## [Data records]
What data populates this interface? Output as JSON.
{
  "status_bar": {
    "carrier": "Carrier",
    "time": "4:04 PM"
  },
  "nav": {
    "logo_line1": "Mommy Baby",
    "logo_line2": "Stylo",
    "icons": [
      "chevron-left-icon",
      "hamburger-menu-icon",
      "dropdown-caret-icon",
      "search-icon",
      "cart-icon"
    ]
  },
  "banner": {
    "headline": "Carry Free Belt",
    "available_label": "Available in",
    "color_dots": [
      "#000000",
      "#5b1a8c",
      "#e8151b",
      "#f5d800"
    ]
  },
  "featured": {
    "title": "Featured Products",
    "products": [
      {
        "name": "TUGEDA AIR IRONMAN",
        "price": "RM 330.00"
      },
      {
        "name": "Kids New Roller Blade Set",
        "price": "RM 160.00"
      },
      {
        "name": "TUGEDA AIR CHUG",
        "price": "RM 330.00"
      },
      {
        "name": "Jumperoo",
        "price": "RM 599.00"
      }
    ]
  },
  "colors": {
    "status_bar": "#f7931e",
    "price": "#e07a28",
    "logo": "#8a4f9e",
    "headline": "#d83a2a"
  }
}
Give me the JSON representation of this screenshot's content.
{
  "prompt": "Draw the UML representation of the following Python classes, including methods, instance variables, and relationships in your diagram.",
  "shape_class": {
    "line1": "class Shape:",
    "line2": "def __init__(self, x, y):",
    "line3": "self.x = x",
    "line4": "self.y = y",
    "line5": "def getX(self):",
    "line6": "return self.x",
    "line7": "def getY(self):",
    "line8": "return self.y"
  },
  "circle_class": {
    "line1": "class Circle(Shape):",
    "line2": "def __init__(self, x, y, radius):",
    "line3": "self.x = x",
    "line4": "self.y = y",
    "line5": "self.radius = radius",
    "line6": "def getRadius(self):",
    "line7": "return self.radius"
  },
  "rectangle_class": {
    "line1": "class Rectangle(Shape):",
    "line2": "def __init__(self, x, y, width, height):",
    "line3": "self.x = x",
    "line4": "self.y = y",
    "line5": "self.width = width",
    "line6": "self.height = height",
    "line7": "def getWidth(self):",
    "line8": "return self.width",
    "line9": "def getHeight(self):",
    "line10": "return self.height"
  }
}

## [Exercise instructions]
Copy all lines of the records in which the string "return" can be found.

## [Completed exercise]
    "line6": "return self.x",
    "line8": "return self.y"
    "line7": "return self.radius"
    "line8": "return self.width",
    "line10": "return self.height"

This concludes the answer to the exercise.